Poppy Drive – Memorial Day 2022

Legionnaires were out amongst the town in front of the Middleburg Safeway offering Poppies to be worn in remembrance of Remembrance Day. $225 was collected, going to our Veteran Welfare fund. Our friends from Leesburg VFW Post 1177 helped with the event.

After the Battle at Ypres in the Flanders section of Belgium next to the border with French Flanders, an American cemetery was established with shallow graves. The graves were covered with lime to keep varmints from digging up the fallen. It was noticed that that red poppies were able to grow in this alkaline soil, a stark contract to the white of the lime.

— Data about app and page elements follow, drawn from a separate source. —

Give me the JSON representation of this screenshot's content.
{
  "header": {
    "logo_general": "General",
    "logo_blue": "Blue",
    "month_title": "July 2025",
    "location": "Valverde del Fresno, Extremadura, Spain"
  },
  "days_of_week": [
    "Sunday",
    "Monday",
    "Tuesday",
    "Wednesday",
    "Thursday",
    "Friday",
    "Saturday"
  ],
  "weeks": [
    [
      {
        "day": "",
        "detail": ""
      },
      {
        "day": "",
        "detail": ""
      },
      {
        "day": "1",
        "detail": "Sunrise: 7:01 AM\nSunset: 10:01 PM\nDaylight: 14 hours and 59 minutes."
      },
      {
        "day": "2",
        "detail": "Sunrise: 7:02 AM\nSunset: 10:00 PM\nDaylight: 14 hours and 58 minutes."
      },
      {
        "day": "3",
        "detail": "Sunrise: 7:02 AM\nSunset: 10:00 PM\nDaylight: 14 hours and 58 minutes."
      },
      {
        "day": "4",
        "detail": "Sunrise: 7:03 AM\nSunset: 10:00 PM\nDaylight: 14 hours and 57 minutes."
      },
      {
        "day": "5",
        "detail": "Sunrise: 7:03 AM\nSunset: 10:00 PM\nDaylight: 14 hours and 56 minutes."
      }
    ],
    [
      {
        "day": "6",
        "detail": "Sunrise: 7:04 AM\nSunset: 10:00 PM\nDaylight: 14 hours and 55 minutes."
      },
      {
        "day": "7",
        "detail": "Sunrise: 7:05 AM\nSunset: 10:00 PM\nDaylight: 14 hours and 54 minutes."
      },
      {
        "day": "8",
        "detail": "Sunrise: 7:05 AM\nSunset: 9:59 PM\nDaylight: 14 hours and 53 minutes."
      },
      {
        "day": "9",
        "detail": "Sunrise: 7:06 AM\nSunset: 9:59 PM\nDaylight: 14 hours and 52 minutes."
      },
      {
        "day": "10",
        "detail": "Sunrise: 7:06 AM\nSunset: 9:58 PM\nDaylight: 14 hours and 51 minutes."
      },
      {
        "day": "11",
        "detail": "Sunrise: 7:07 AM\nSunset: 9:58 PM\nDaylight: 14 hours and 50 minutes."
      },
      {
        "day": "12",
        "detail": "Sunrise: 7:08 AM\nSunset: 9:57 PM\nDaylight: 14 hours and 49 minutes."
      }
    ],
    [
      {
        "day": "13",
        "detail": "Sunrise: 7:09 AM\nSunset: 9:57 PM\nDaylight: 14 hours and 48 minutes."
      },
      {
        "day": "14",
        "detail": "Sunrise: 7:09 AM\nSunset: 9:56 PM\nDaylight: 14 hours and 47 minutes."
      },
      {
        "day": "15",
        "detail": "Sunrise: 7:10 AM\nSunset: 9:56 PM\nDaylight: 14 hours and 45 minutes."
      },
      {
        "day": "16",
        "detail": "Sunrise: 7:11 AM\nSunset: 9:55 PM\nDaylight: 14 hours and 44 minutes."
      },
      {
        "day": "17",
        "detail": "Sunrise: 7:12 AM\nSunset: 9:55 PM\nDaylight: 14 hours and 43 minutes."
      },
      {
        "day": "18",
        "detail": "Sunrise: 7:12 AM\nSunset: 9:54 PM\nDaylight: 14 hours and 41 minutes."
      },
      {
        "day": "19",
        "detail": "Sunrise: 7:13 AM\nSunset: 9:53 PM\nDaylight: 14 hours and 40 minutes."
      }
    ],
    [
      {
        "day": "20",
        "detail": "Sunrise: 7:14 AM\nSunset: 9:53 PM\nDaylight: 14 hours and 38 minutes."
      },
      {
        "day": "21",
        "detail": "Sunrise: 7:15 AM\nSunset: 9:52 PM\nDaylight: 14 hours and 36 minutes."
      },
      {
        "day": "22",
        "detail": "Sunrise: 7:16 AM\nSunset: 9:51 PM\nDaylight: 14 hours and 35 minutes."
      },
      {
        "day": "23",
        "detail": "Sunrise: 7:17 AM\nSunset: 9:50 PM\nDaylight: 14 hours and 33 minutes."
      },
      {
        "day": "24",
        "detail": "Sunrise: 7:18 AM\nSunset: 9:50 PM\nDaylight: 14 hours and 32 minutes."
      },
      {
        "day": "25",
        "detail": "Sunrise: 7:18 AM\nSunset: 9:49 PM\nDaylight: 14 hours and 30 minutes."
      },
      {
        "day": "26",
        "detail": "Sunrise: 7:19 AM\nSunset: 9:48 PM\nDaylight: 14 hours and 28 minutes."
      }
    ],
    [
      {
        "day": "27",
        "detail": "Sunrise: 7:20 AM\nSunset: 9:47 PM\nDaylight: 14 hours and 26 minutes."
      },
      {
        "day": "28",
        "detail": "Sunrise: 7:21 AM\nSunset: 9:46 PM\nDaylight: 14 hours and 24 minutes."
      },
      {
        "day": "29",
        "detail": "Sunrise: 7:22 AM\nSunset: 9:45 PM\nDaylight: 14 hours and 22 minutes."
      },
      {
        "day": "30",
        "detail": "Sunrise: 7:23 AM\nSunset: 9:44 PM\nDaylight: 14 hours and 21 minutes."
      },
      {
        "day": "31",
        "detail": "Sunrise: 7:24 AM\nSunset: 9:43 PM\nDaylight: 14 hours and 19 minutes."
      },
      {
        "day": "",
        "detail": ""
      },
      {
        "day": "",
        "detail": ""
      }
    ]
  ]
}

The tradition to wear poppies as the symbol of Remembrance Day began in France by French resident, Anna Guérin and was soon adopted by England. Remembrance Day is celebrated in some of the U.K.’s Commonwealth member states, on the eleventh hour of the eleventh day of the eleventh month.

The first American person to suggest the wearing of poppies to honor the fallen Soldiers of WWI was Moina Belle Michael, of Atlanta, Georgia, a teacher, who came to be known as “The Poppy Lady.” On September 29, 1920, she was able to convince the National American Legion convention to use the “Flanders Fields Memorial Poppy” as America’s emblem of Remembrance.  

The scourge of wartime death was memorialized in a poem written during the First World War by Canadian physician Lieutenant-Colonel John McCrae entitled, “In Flanders Fields”

In Flanders fields the poppies blow
Between the crosses, row on row,
  That mark our place; and in the sky
  The larks, still bravely singing, fly
Scarce heard amid the guns below.

We are the Dead. Short days ago
We lived, felt dawn, saw sunset glow,
Loved and were loved, and now we lie
  In Flanders fields.

Take up our quarrel with the foe:
To you from failing hands we throw
  The torch; be yours to hold it high.
  If ye break faith with us who die
We shall not sleep, though poppies grow
      In Flanders fields.

  • Poppy Drive 2022
  • Poppy Drive 2022